I have a love-hate relationship with Thought Catalog.
Love, because it makes me think in the most unlikely ways. Hate, because it’s the only reason why I waste endless hours on Facebook at inconceivable times of the night. (Damn you Facebook, you know me too well.)
Having devoured more articles than I care to admit, I have become well acquainted with the mental process of reading a Thought Catalog post, which usually goes something like this:
‘Wow, you’re SO right! You totally get me!! Wait… I could have written that.’
The thing is, I’ve always toyed with the idea of being a writer (and a successful painter, influential psychologist, and all-round superstar). I’ve gazed enviously at the columns of my college newspaper and googled what it takes to publish a novel, but it was always an idea I dismissed as unrealistic. Indulgent. Entitled, even.

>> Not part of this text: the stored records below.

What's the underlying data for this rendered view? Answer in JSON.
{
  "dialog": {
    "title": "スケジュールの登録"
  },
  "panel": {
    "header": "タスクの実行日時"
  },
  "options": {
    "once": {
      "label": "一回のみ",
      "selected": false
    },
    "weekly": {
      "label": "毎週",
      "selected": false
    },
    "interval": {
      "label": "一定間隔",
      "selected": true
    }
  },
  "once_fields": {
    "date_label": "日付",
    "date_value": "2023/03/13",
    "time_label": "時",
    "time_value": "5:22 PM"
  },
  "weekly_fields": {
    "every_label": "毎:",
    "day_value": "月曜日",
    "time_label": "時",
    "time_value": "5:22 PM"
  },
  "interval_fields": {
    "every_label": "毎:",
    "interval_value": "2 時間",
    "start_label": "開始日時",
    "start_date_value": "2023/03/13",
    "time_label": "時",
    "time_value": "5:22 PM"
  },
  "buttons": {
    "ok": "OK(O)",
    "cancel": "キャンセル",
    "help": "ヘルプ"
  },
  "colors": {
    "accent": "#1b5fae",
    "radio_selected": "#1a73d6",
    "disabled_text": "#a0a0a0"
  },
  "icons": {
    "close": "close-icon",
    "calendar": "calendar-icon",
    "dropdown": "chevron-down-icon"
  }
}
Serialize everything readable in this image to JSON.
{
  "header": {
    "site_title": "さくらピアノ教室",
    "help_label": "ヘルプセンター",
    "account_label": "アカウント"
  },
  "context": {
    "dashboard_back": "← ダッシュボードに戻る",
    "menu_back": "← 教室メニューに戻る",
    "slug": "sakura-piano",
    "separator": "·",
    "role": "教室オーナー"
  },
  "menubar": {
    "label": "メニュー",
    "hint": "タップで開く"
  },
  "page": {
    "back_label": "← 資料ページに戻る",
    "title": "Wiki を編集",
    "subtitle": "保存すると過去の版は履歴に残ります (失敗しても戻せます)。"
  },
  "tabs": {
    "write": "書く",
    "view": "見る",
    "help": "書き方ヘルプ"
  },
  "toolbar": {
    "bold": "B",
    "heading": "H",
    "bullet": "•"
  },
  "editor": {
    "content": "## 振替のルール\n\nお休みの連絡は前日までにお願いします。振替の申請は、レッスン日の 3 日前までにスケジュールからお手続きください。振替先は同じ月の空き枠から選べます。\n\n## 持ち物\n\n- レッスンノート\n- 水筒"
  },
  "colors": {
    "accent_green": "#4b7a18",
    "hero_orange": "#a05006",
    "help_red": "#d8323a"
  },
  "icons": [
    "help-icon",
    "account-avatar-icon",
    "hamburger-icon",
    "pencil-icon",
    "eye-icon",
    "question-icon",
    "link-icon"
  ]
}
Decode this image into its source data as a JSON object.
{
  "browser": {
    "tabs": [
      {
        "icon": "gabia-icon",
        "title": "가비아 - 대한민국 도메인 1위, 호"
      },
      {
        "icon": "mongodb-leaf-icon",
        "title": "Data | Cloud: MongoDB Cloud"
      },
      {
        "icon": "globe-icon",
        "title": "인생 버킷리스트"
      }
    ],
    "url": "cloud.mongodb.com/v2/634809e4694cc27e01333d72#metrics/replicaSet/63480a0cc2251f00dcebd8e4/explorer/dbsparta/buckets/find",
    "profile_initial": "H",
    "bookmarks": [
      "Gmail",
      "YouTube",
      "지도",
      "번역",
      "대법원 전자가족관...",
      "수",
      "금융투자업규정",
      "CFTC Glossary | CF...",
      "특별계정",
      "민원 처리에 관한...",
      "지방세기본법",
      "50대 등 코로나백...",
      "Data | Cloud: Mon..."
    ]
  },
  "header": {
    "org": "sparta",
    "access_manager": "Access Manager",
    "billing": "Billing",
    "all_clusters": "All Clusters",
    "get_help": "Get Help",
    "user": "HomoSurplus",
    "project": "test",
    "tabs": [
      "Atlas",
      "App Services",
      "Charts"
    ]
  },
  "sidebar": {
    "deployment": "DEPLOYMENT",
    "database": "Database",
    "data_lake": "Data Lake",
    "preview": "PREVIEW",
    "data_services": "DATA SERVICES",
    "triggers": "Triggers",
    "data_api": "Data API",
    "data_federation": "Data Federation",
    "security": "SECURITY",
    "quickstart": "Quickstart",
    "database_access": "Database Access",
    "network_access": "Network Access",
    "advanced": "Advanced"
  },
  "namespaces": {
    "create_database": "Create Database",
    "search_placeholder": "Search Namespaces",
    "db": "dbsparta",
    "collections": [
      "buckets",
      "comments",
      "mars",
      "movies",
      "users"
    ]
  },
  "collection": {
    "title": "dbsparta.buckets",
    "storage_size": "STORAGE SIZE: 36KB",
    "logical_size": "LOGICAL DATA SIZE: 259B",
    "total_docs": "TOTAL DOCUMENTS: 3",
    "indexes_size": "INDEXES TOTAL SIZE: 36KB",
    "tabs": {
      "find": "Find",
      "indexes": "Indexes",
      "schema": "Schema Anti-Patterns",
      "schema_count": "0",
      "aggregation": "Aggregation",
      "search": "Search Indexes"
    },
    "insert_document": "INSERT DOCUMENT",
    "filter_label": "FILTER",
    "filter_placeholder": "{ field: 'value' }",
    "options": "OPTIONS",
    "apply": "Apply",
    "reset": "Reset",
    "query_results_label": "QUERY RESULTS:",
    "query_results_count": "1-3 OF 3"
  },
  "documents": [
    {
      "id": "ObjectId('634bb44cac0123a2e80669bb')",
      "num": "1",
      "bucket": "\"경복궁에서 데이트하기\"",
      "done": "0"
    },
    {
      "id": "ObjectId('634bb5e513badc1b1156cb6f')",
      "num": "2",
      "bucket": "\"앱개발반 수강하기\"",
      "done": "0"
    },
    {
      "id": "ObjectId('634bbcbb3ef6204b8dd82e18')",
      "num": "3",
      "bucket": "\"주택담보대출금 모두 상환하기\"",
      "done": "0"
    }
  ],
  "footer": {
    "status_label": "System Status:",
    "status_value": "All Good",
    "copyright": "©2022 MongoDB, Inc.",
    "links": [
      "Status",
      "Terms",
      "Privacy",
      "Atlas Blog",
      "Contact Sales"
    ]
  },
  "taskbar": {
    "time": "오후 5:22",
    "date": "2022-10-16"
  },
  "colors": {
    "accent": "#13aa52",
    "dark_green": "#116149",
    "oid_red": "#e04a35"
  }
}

The years went by and the idea stuck with me like an itch I couldn’t scratch. It crept up on me when I least expected: in line at a coffee shop, on a particularly long subway commute, while taking an ironic selfie (just kidding, I never take ironic selfies).
Write. Write. Write.
I even made a pledge with my college roommate: one day, we would both get our shit together, submit our best work to the New York Times, they would instantly hire us and we’d live happily ever after. That took care of the voice in my head for another year or so.
So it went, until something incredible happened. It became 2017.
The power of the New Year never fails to astound me. Like, just because there was an arbitrary resetting of the calendar, I am now a brand new person who is twice as likely to accomplish all my life goals. Yet, that’s exactly what happened.
I decided I had had enough. I was going to write an article for Thought Catalog. Now.
—and that’s when the doubts came flooding in. What if they don’t accept it? Or worse, what if they DO?
The only thing worse than fear of failure is fear of success. It wasn’t that I didn’t think I could do it—it was that I didn’t think I deserved it. In that moment, I knew that if I wanted a life that was more spectacular than it was safe, I was going to have to face the uncertainty and fall a few times.
The truth is, there’s not enough time to be afraid. You cannot be truly fulfilled by compromising who you really are. So pick up that pen, or paintbrush, or whatever it is you’ve always dreamed of doing, and do it.
Trust me, you won’t regret it.